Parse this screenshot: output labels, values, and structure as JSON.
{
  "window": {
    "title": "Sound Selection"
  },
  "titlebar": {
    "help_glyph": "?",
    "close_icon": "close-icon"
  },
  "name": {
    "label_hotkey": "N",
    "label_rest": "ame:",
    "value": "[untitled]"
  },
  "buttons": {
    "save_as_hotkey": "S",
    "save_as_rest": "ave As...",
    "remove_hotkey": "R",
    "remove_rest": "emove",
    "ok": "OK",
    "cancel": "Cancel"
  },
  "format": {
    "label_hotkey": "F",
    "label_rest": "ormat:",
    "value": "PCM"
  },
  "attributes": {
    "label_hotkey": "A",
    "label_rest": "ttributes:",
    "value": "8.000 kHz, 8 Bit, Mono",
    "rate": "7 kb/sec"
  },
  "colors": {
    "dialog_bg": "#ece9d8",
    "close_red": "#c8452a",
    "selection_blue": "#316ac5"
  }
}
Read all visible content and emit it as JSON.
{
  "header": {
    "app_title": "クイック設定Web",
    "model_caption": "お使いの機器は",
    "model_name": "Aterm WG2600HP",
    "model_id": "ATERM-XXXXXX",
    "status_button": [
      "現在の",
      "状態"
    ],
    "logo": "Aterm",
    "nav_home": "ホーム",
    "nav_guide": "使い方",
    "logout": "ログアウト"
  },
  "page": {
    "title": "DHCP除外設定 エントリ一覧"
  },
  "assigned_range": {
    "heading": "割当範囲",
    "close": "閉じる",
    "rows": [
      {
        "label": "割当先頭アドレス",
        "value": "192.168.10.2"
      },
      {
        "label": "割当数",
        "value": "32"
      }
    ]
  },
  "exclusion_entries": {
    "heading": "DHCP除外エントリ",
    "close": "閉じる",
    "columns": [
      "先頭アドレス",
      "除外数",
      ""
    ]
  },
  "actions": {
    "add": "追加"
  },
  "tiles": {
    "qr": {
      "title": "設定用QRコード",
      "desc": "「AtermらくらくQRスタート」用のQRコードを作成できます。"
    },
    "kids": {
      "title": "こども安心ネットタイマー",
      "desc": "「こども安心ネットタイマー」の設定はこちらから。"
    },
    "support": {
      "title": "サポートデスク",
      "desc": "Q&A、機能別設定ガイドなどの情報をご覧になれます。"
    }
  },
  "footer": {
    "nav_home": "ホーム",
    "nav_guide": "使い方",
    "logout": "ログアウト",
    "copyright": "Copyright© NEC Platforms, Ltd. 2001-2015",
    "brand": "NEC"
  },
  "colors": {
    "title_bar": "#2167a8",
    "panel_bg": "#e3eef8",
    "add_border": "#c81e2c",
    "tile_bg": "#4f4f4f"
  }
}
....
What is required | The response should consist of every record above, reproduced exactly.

Exercise response |
Parse this screenshot: output labels, values, and structure as JSON.
{
  "window": {
    "title": "Sound Selection"
  },
  "titlebar": {
    "help_glyph": "?",
    "close_icon": "close-icon"
  },
  "name": {
    "label_hotkey": "N",
    "label_rest": "ame:",
    "value": "[untitled]"
  },
  "buttons": {
    "save_as_hotkey": "S",
    "save_as_rest": "ave As...",
    "remove_hotkey": "R",
    "remove_rest": "emove",
    "ok": "OK",
    "cancel": "Cancel"
  },
  "format": {
    "label_hotkey": "F",
    "label_rest": "ormat:",
    "value": "PCM"
  },
  "attributes": {
    "label_hotkey": "A",
    "label_rest": "ttributes:",
    "value": "8.000 kHz, 8 Bit, Mono",
    "rate": "7 kb/sec"
  },
  "colors": {
    "dialog_bg": "#ece9d8",
    "close_red": "#c8452a",
    "selection_blue": "#316ac5"
  }
}
Read all visible content and emit it as JSON.
{
  "header": {
    "app_title": "クイック設定Web",
    "model_caption": "お使いの機器は",
    "model_name": "Aterm WG2600HP",
    "model_id": "ATERM-XXXXXX",
    "status_button": [
      "現在の",
      "状態"
    ],
    "logo": "Aterm",
    "nav_home": "ホーム",
    "nav_guide": "使い方",
    "logout": "ログアウト"
  },
  "page": {
    "title": "DHCP除外設定 エントリ一覧"
  },
  "assigned_range": {
    "heading": "割当範囲",
    "close": "閉じる",
    "rows": [
      {
        "label": "割当先頭アドレス",
        "value": "192.168.10.2"
      },
      {
        "label": "割当数",
        "value": "32"
      }
    ]
  },
  "exclusion_entries": {
    "heading": "DHCP除外エントリ",
    "close": "閉じる",
    "columns": [
      "先頭アドレス",
      "除外数",
      ""
    ]
  },
  "actions": {
    "add": "追加"
  },
  "tiles": {
    "qr": {
      "title": "設定用QRコード",
      "desc": "「AtermらくらくQRスタート」用のQRコードを作成できます。"
    },
    "kids": {
      "title": "こども安心ネットタイマー",
      "desc": "「こども安心ネットタイマー」の設定はこちらから。"
    },
    "support": {
      "title": "サポートデスク",
      "desc": "Q&A、機能別設定ガイドなどの情報をご覧になれます。"
    }
  },
  "footer": {
    "nav_home": "ホーム",
    "nav_guide": "使い方",
    "logout": "ログアウト",
    "copyright": "Copyright© NEC Platforms, Ltd. 2001-2015",
    "brand": "NEC"
  },
  "colors": {
    "title_bar": "#2167a8",
    "panel_bg": "#e3eef8",
    "add_border": "#c81e2c",
    "tile_bg": "#4f4f4f"
  }
}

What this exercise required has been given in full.